■ **What to produce**
Your task is to copy each line of the material that includes "Save".
*** Opening Records provided ***
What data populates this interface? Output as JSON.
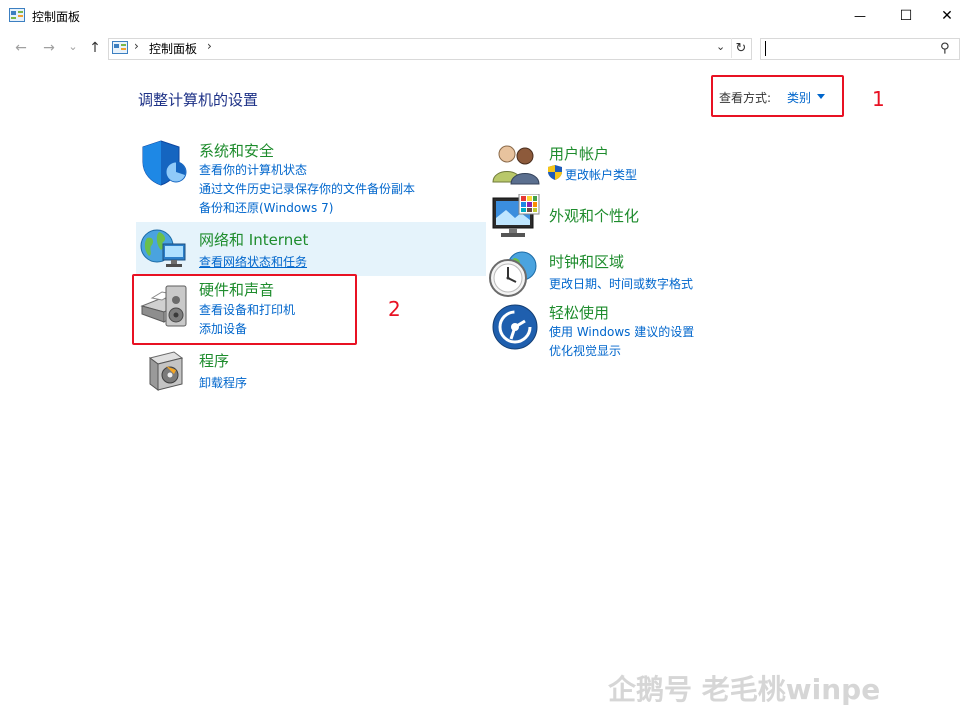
{
  "window": {
    "title": "控制面板",
    "minimize_glyph": "—",
    "maximize_glyph": "☐",
    "close_glyph": "✕"
  },
  "nav": {
    "back_glyph": "←",
    "forward_glyph": "→",
    "recent_glyph": "⌄",
    "up_glyph": "↑",
    "breadcrumb_separator": "›",
    "address_text": "控制面板",
    "address_separator_end": "›",
    "dropdown_glyph": "⌄",
    "refresh_glyph": "↻",
    "search_value": "",
    "search_icon_glyph": "⚲"
  },
  "main": {
    "heading": "调整计算机的设置",
    "view_by_label": "查看方式:",
    "view_by_value": "类别"
  },
  "annotations": {
    "label1": "1",
    "label2": "2",
    "color": "#e81123"
  },
  "categories_left": [
    {
      "title": "系统和安全",
      "icon": "shield-icon",
      "links": [
        "查看你的计算机状态",
        "通过文件历史记录保存你的文件备份副本",
        "备份和还原(Windows 7)"
      ]
    },
    {
      "title": "网络和 Internet",
      "icon": "network-globe-icon",
      "links": [
        "查看网络状态和任务"
      ]
    },
    {
      "title": "硬件和声音",
      "icon": "printer-speaker-icon",
      "links": [
        "查看设备和打印机",
        "添加设备"
      ]
    },
    {
      "title": "程序",
      "icon": "program-disc-icon",
      "links": [
        "卸载程序"
      ]
    }
  ],
  "categories_right": [
    {
      "title": "用户帐户",
      "icon": "users-icon",
      "links": [
        "更改帐户类型"
      ]
    },
    {
      "title": "外观和个性化",
      "icon": "monitor-palette-icon",
      "links": []
    },
    {
      "title": "时钟和区域",
      "icon": "clock-globe-icon",
      "links": [
        "更改日期、时间或数字格式"
      ]
    },
    {
      "title": "轻松使用",
      "icon": "ease-of-access-icon",
      "links": [
        "使用 Windows 建议的设置",
        "优化视觉显示"
      ]
    }
  ],
  "watermark": "企鹅号 老毛桃winpe",
  "colors": {
    "category_title": "#1e8c2d",
    "link": "#0066cc",
    "heading": "#1e3287",
    "hover_band": "#e5f3fb"
  }
}
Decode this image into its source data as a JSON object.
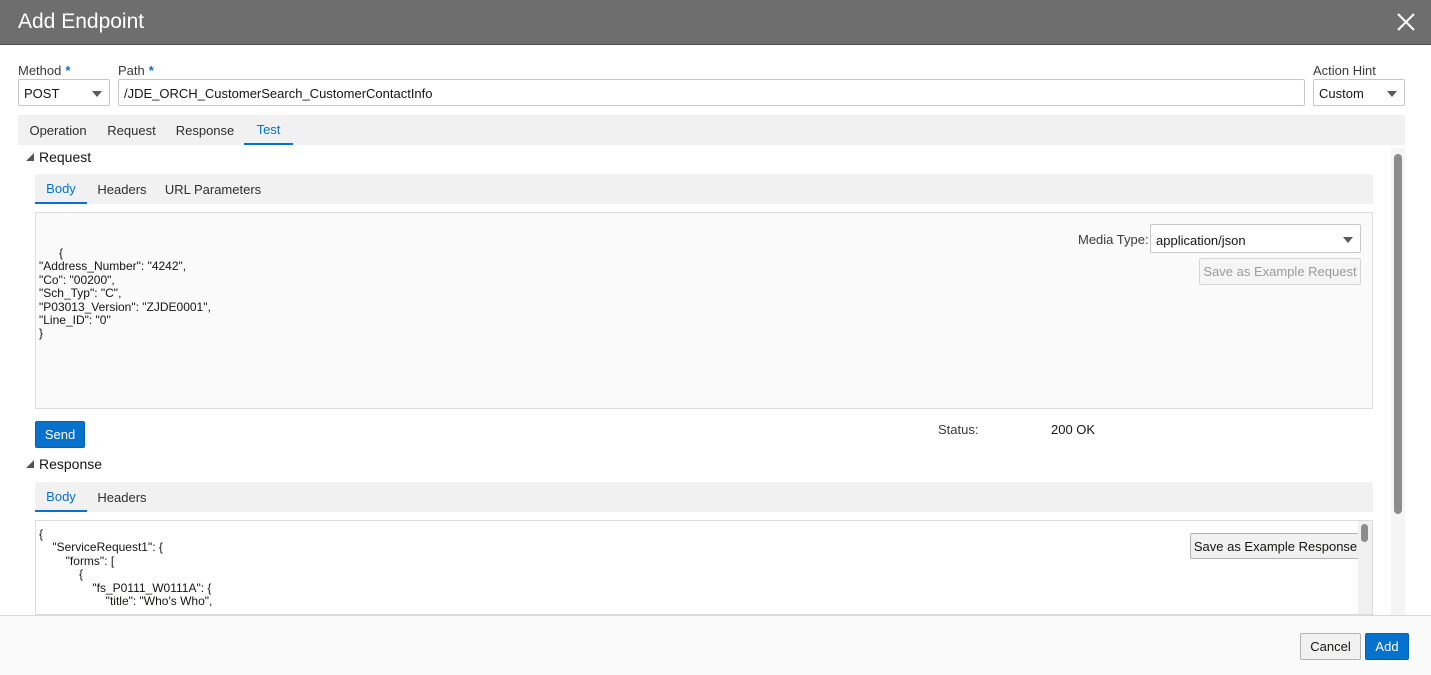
{
  "dialog": {
    "title": "Add Endpoint"
  },
  "form": {
    "method": {
      "label": "Method",
      "required_mark": "*",
      "value": "POST"
    },
    "path": {
      "label": "Path",
      "required_mark": "*",
      "value": "/JDE_ORCH_CustomerSearch_CustomerContactInfo"
    },
    "action_hint": {
      "label": "Action Hint",
      "value": "Custom"
    }
  },
  "main_tabs": [
    {
      "label": "Operation",
      "active": false
    },
    {
      "label": "Request",
      "active": false
    },
    {
      "label": "Response",
      "active": false
    },
    {
      "label": "Test",
      "active": true
    }
  ],
  "request": {
    "heading": "Request",
    "tabs": [
      {
        "label": "Body",
        "active": true
      },
      {
        "label": "Headers",
        "active": false
      },
      {
        "label": "URL Parameters",
        "active": false
      }
    ],
    "body_text": "      {\n\"Address_Number\": \"4242\",\n\"Co\": \"00200\",\n\"Sch_Typ\": \"C\",\n\"P03013_Version\": \"ZJDE0001\",\n\"Line_ID\": \"0\"\n}",
    "media_type_label": "Media Type:",
    "media_type_value": "application/json",
    "save_example_label": "Save as Example Request",
    "send_label": "Send",
    "status_label": "Status:",
    "status_value": "200 OK"
  },
  "response": {
    "heading": "Response",
    "tabs": [
      {
        "label": "Body",
        "active": true
      },
      {
        "label": "Headers",
        "active": false
      }
    ],
    "body_text": "{\n    \"ServiceRequest1\": {\n        \"forms\": [\n            {\n                \"fs_P0111_W0111A\": {\n                    \"title\": \"Who's Who\",",
    "save_example_label": "Save as Example Response"
  },
  "footer": {
    "cancel_label": "Cancel",
    "add_label": "Add"
  },
  "colors": {
    "accent": "#0572ce",
    "titlebar": "#6e6e6e"
  }
}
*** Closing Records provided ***
■ **Output below**
    "save_example_label": "Save as Example Request",
    "save_example_label": "Save as Example Response"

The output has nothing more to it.